Young Jeezy isn’t a lyricist or a technician who impresses critics with his dense wordplay. He’s a larger-than-life personality, the kind of swaggering intimidator [sic] who forces you to love him or hate him. On the Inspiration, you can visualize him in the studio, hollering along to the beat. Are you going to tell him to shut up? Accompanying Jeezy is a blue-ribbon array of producers – from Atlanta hitter Shawty Red to industry legend Timbaland – and each is careful to accent his blustery timbre with heavy keyboard lines and a heightened sense of drama. The entire album rumbles loudly like Dolby Digital Sound, and unfolds with the perverse self-righteousness of a Jerry Bruckheimer flick. Now that the “crack rap” movement, a bizarre hip-hop phenomenon that celebrates rappers for their monomaniacal focus on drug-dealing anthems, is in full swing Jeezy no longer has to apologize for his Snowman persona. Not that he would, anyway. “That d-boy bullshit, yeah I’m still on it,” he raps on “Still on It.” Then, to court sympathy, he offers “Dreamin’,” a growing-up-in-the-hood fable where he rhymes, “Mom smokin’ rocks, same shit I’m selling/So who’s wrong, her or me/She addicted to the high, I’m addicted to the cash/I almost put my hands on her when I caught her in my stash.” As the last action hero of this aural shoot ‘em up, Jeezy doesn’t care about acceptance.
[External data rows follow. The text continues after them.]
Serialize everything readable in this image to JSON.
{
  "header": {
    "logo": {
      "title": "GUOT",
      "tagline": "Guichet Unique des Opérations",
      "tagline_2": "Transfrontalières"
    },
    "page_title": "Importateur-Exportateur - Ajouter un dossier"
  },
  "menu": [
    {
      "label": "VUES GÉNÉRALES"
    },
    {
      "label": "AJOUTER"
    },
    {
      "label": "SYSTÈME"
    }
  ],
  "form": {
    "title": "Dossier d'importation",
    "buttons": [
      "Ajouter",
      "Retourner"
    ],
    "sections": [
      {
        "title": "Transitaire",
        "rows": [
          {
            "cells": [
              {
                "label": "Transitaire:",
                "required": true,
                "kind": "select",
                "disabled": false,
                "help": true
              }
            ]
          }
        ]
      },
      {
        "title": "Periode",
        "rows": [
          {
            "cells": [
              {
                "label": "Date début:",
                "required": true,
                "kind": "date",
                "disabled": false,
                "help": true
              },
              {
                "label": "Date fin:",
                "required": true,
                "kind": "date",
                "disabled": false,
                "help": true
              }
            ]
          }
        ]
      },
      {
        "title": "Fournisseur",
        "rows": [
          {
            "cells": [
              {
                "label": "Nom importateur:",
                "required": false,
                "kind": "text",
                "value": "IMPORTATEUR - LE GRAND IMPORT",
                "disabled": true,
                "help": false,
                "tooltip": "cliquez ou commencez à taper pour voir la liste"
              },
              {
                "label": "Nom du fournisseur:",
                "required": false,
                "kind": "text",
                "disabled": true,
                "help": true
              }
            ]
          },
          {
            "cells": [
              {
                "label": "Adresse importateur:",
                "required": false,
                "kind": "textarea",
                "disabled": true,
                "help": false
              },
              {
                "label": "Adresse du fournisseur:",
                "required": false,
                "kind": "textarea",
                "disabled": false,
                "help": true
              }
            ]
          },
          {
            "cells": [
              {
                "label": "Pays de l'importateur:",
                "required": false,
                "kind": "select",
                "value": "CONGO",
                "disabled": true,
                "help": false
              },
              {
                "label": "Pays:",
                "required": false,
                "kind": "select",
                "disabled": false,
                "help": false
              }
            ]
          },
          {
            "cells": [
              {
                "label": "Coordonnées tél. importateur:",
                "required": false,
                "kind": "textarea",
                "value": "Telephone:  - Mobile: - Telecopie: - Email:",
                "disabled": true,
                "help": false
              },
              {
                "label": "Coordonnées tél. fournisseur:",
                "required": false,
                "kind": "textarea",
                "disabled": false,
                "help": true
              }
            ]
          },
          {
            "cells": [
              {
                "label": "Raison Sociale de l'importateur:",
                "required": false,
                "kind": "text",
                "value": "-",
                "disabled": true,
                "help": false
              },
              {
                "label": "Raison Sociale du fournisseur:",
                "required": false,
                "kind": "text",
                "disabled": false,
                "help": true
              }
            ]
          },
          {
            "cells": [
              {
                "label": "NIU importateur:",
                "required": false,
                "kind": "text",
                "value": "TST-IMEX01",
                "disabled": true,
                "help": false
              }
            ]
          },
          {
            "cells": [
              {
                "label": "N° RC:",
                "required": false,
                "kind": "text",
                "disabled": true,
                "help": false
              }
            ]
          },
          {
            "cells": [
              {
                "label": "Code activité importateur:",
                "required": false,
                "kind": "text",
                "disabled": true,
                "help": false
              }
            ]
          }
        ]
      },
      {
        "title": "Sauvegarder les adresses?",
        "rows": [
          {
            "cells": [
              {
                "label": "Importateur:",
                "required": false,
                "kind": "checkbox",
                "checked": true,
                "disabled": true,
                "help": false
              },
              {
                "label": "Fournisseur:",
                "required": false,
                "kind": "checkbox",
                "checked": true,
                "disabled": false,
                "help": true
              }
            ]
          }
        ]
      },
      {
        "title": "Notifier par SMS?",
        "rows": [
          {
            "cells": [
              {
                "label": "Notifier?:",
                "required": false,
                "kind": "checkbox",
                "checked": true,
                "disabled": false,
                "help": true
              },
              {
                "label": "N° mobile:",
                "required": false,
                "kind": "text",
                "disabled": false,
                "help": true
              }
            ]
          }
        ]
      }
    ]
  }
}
As he says on “Keep It Gangsta,” “I keep it gangsta and they love that shit.” Def Jam and Corporate Thugz Entertainment.